The trials also found that children below the mid-teen years play a significant role in terms of motivating change and energy reduction in the household. Evidence from the focus groups conducted during the research suggests that that this is driven strongly by school based initiatives such as An Taisce’s Green Schools programme.
Interestingly, for SME customers the savings were substantially less and not statistically significant with overall reduction in electricity usage of 0.3% and reduction in peak usage by 2.2%. Moreover, no particular tariff or DSM stimulus was effective in reducing usage in a statistically significant amount. Yet almost half of the SME participants believed that they reduced overall usage and slightly more than half stated they reduced peak usage.
The results from the Project are encouraging. At a minimum, users saved enough on their annual electric bill to repay the costs of the smart meters in almost one year with the annual savings thereafter net savings. The results are a little disappointing in that not more reductions were achieved.
Even many of those who had successfully reduced or shifted usage stated that they found it difficult to shift peak usage, and many found it hard to shift usage to nighttime. The explanation provided by customers was that they did not see a reduction in their bill as a result of reducing their usage during peak times. The CER acknowledges that, “This is a challenging problem because reduction in peak usage does not necessarily translate into a large reduction in the bill.”
In an interesting finding, customers as a group overestimated their savings in usage suggesting they find it difficult to accurately measure usage, despite being provided the information on actual usage. The Report notes but does not explore this finding, in particular any implications on training customers on better understanding of the information provided through the various demand side stimuli. In a similar vein, participants stated that they became more aware of energy usage (54% agreed), which is in keeping with the reduction in usage recorded, but there was a lower level of success in terms of motivating or enabling change with 22% agreeing they now knew more about how to reduce use and 24% stating that they were more interested in reducing their usage.
If we hope to reduce energy usage, and GHG emissions, through energy efficiency then customers seem to require more efforts toward educating them on how to make the savings and how to read their meters more closely.

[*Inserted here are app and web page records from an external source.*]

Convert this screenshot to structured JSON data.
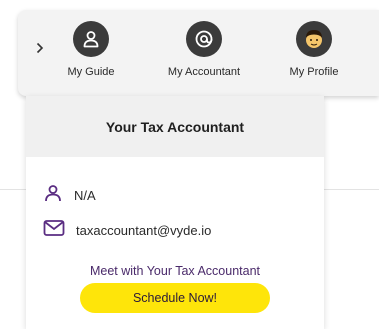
{
  "nav": {
    "items": [
      {
        "label": "My Guide",
        "icon": "person-icon"
      },
      {
        "label": "My Accountant",
        "icon": "at-sign-icon"
      },
      {
        "label": "My Profile",
        "icon": "avatar-icon"
      }
    ]
  },
  "card": {
    "title": "Your Tax Accountant",
    "name": "N/A",
    "email": "taxaccountant@vyde.io",
    "meet_text": "Meet with Your Tax Accountant",
    "schedule_label": "Schedule Now!"
  },
  "colors": {
    "accent_purple": "#5a2d82",
    "button_yellow": "#fee50a",
    "nav_icon_bg": "#3b3b3b"
  }
}
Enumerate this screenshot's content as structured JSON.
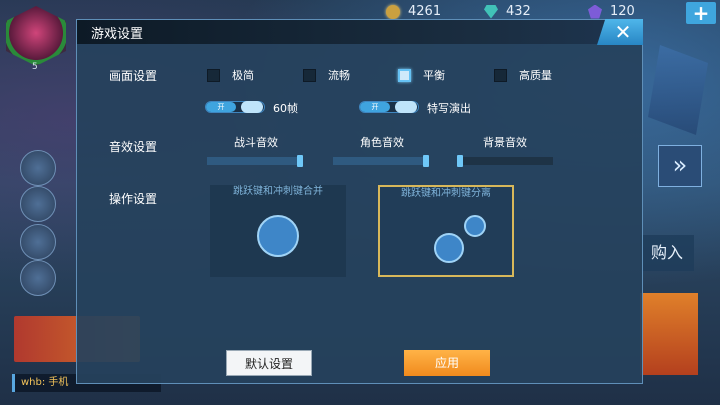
{
  "hud": {
    "gold": "4261",
    "gems": "432",
    "crystals": "120",
    "plus_label": "+",
    "player_level": "5"
  },
  "background": {
    "chat_text": "whb: 手机",
    "right_arrow": "»",
    "right_buy": "购入"
  },
  "dialog": {
    "title": "游戏设置",
    "close_label": "✕",
    "graphics": {
      "label": "画面设置",
      "options": [
        "极简",
        "流畅",
        "平衡",
        "高质量"
      ],
      "selected": "平衡",
      "toggles": [
        {
          "label": "60帧",
          "state": "开",
          "on": true
        },
        {
          "label": "特写演出",
          "state": "开",
          "on": true
        }
      ]
    },
    "audio": {
      "label": "音效设置",
      "sliders": [
        {
          "label": "战斗音效",
          "value": 0.97
        },
        {
          "label": "角色音效",
          "value": 0.97
        },
        {
          "label": "背景音效",
          "value": 0.03
        }
      ]
    },
    "controls": {
      "label": "操作设置",
      "options": [
        {
          "caption": "跳跃键和冲刺键合并",
          "selected": false
        },
        {
          "caption": "跳跃键和冲刺键分离",
          "selected": true
        }
      ]
    },
    "buttons": {
      "default_label": "默认设置",
      "apply_label": "应用"
    }
  },
  "colors": {
    "accent": "#3fa4df",
    "apply": "#f08a1d",
    "selected_border": "#d8b85a"
  }
}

Perhaps the larger lesson is that technological advances in and of themselves will not sufficiently reduce our dependence on the comfort and convenience of electric appliances and equipment. More is needed and the more comes from the world of behavior change rather than from technology. We should not be surprised by this as one of the fast developing issues for those studying climate change is how we persuade individuals and small groups to modify their behavior in order to reduce dependence on fossil fuels — use less energy, use renewables not fossil fuels, drive differently.
One of the real contributions of the Smart Meter Project is that it has begun to ask what conditions are necessary for people to change their behavior in the way they use electricity, and it has begun to provide some valuable lessons on that issue.

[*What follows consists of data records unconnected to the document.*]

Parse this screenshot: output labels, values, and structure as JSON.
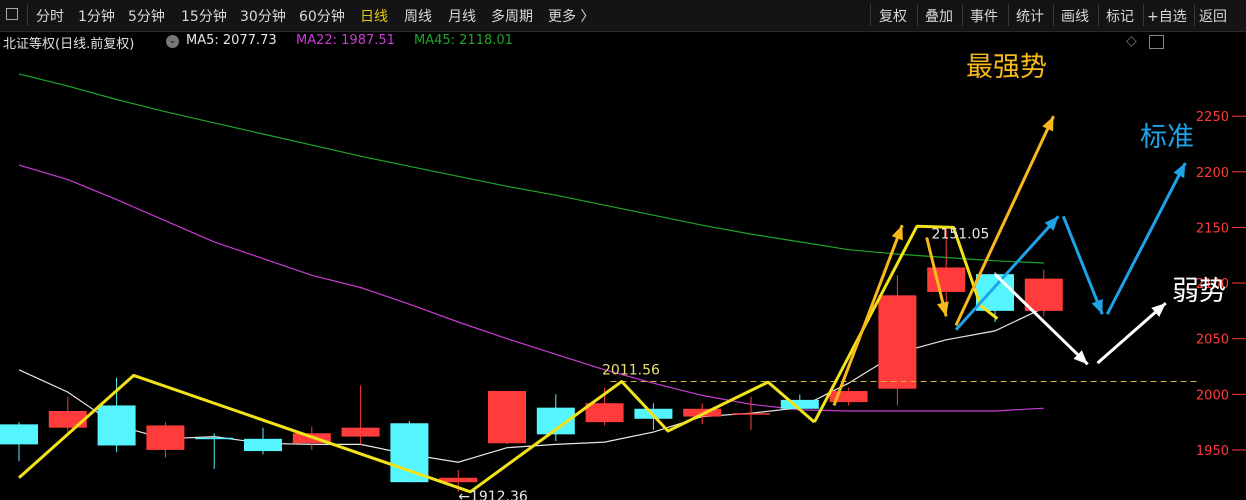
{
  "toolbar": {
    "periods": [
      "分时",
      "1分钟",
      "5分钟",
      "15分钟",
      "30分钟",
      "60分钟",
      "日线",
      "周线",
      "月线",
      "多周期",
      "更多 〉"
    ],
    "active_period": "日线",
    "tools": [
      "复权",
      "叠加",
      "事件",
      "统计",
      "画线",
      "标记",
      "+自选",
      "返回"
    ]
  },
  "info": {
    "title": "北证等权(日线.前复权)",
    "ma5_label": "MA5: 2077.73",
    "ma22_label": "MA22: 1987.51",
    "ma45_label": "MA45: 2118.01"
  },
  "colors": {
    "up": "#ff3b3b",
    "down": "#55f5ff",
    "ma5": "#e6e6e6",
    "ma22": "#c83cd6",
    "ma45": "#1ea52c",
    "yellow": "#f2e21a",
    "orange": "#f7b91b",
    "blue": "#1fa3e8",
    "white": "#ffffff"
  },
  "chart_data": {
    "type": "candlestick",
    "ylim": [
      1905,
      2305
    ],
    "y_ticks": [
      1950,
      2000,
      2050,
      2100,
      2150,
      2200,
      2250
    ],
    "candles": [
      {
        "o": 1973,
        "c": 1955,
        "h": 1975,
        "l": 1940
      },
      {
        "o": 1970,
        "c": 1985,
        "h": 1998,
        "l": 1965
      },
      {
        "o": 1990,
        "c": 1954,
        "h": 2015,
        "l": 1948
      },
      {
        "o": 1950,
        "c": 1972,
        "h": 1975,
        "l": 1943
      },
      {
        "o": 1961,
        "c": 1960,
        "h": 1965,
        "l": 1933
      },
      {
        "o": 1960,
        "c": 1949,
        "h": 1970,
        "l": 1946
      },
      {
        "o": 1956,
        "c": 1965,
        "h": 1971,
        "l": 1950
      },
      {
        "o": 1962,
        "c": 1970,
        "h": 2008,
        "l": 1955
      },
      {
        "o": 1974,
        "c": 1921,
        "h": 1976,
        "l": 1921
      },
      {
        "o": 1921,
        "c": 1925,
        "h": 1932,
        "l": 1912.36
      },
      {
        "o": 1956,
        "c": 2003,
        "h": 2003,
        "l": 1955
      },
      {
        "o": 1988,
        "c": 1964,
        "h": 2000,
        "l": 1958
      },
      {
        "o": 1975,
        "c": 1992,
        "h": 2006,
        "l": 1972
      },
      {
        "o": 1987,
        "c": 1978,
        "h": 1992,
        "l": 1968
      },
      {
        "o": 1980,
        "c": 1987,
        "h": 1992,
        "l": 1973
      },
      {
        "o": 1982,
        "c": 1983,
        "h": 1998,
        "l": 1968
      },
      {
        "o": 1995,
        "c": 1987,
        "h": 2000,
        "l": 1986
      },
      {
        "o": 1993,
        "c": 2003,
        "h": 2006,
        "l": 1990
      },
      {
        "o": 2005,
        "c": 2089,
        "h": 2107,
        "l": 1990
      },
      {
        "o": 2092,
        "c": 2114,
        "h": 2151.05,
        "l": 2080
      },
      {
        "o": 2108,
        "c": 2075,
        "h": 2110,
        "l": 2065
      },
      {
        "o": 2075,
        "c": 2104,
        "h": 2112,
        "l": 2070
      }
    ],
    "ma5": [
      2022,
      2002,
      1972,
      1960,
      1962,
      1956,
      1955,
      1955,
      1946,
      1939,
      1952,
      1955,
      1957,
      1966,
      1980,
      1983,
      1988,
      2010,
      2037,
      2049,
      2057,
      2077.73
    ],
    "ma22": [
      2206,
      2193,
      2175,
      2156,
      2137,
      2122,
      2107,
      2096,
      2081,
      2065,
      2050,
      2036,
      2022,
      2010,
      1999,
      1991,
      1986,
      1985,
      1985,
      1985,
      1985,
      1987.51
    ],
    "ma45": [
      2288,
      2277,
      2265,
      2254,
      2244,
      2234,
      2224,
      2214,
      2205,
      2196,
      2187,
      2179,
      2170,
      2161,
      2152,
      2144,
      2137,
      2130,
      2126,
      2123,
      2120,
      2118.01
    ],
    "dashed_level": 2011.56,
    "annotations": {
      "high_label": "2151.05",
      "low_label": "1912.36",
      "level_label": "2011.56",
      "strongest": "最强势",
      "standard": "标准",
      "weak": "弱势"
    }
  }
}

(1) The other components to the Project are a Technical trials findings report, and a cost-benefits analysis report.
(2) It appears that CER did not consult with environmental NGOs on the Project.
CER, Smart Metering Information Paper 4: Results of Electricity Cost-Benefit Analysis, Customer Behaviour Trials and Technology Trials
“Smart Meters” in iePEDIA section of irish environment.